Different Issue Than Extending FDIC Coverage with Beneficiaries
This issue reminded me of the problems that IndyMac CD holders had when IndyMac failed in July 2008. Several CD holders had depended on beneficiaries for additional FDIC coverage. However, IndyMac did not correctly specify the beneficiaries on some of the CDs (no trust relationship in the account title.) When the FDIC took over, those CD holders lost half of their uninsured deposits. In the eyes of the FDIC, it didn't matter if the bank was the one that made the mistake.
I consider my case to be different since it's Wells Fargo which made the decision that the document was invalid, and it was based on the document they generated and their internal policy.
Other Considerations for Beneficiaries Accessing CDs
Fortunately, all the other CDs that had me as the beneficiary did not have this issue. I was able to get access of those accounts without problems. However, many of those CDs were long-term CDs that were not close to maturity. Some of the rates on those CDs were over 5.00%. I'll have more on my decisions in dealing with those CDs in a future post.
My Problems with a Mega Bank Part 2 - Bank of America
My dad also had accounts at Bank of America. We didn't have any problems accessing the Bank of America accounts, but we did have another problem. It was similar to the Wells Fargo issue in that the branch manager was too quick to pass the problem to the corporate office.

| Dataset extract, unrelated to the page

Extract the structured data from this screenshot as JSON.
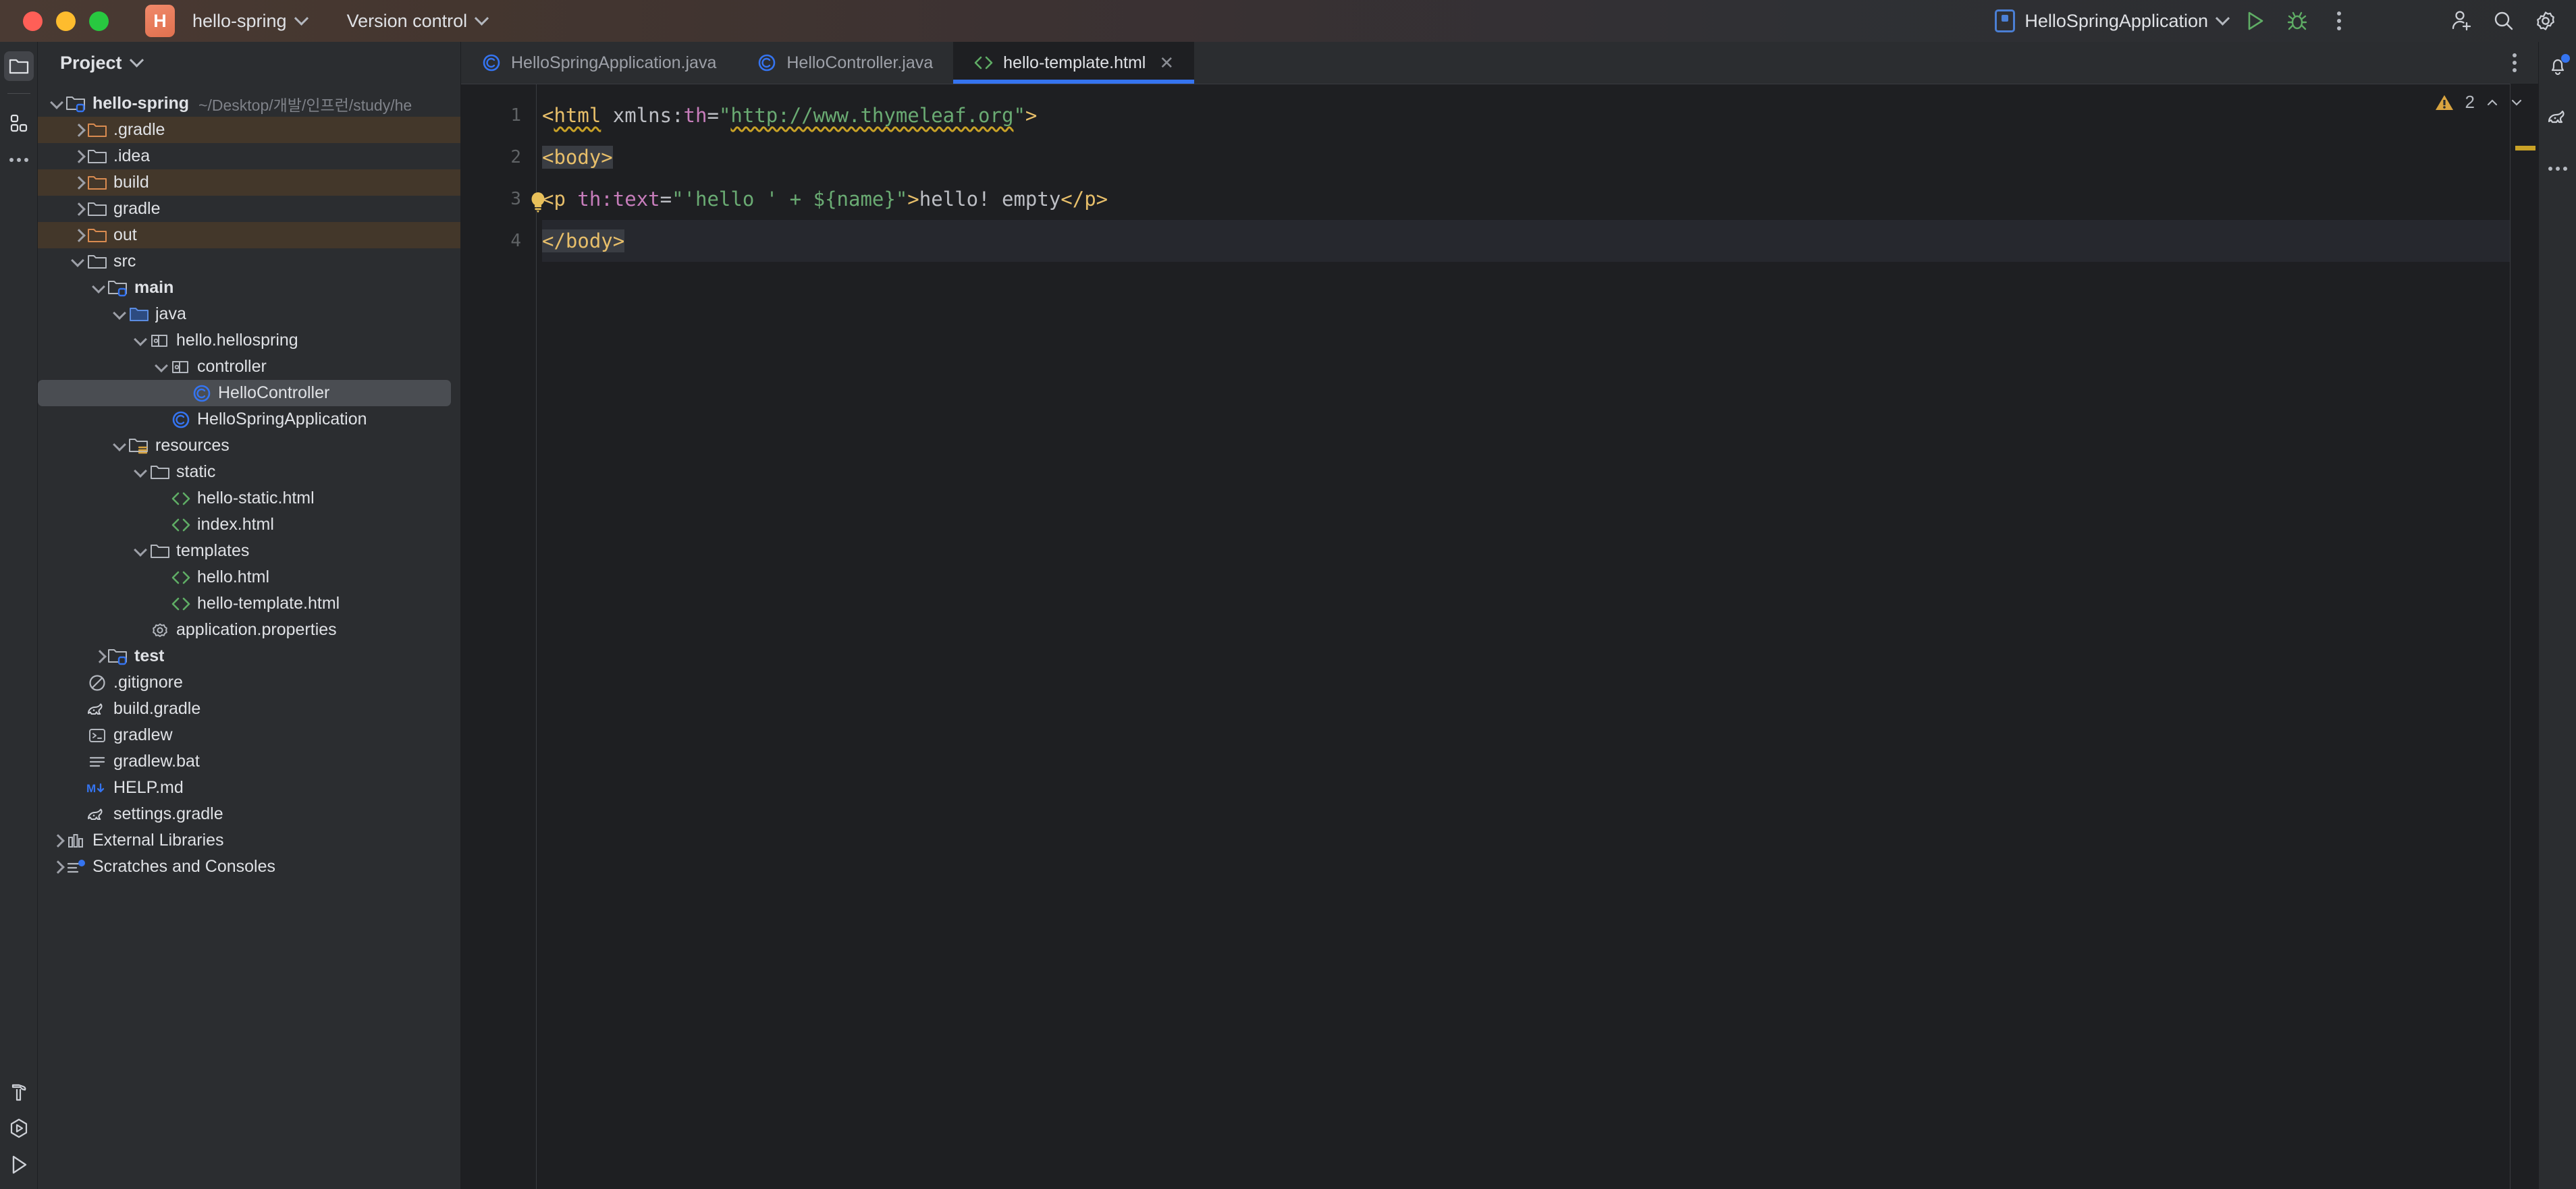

I'll have the full details of this problem in a future post.
Update 11/14/2011: I completed the post My Problems with a Mega Bank Part 2 - Bank of America.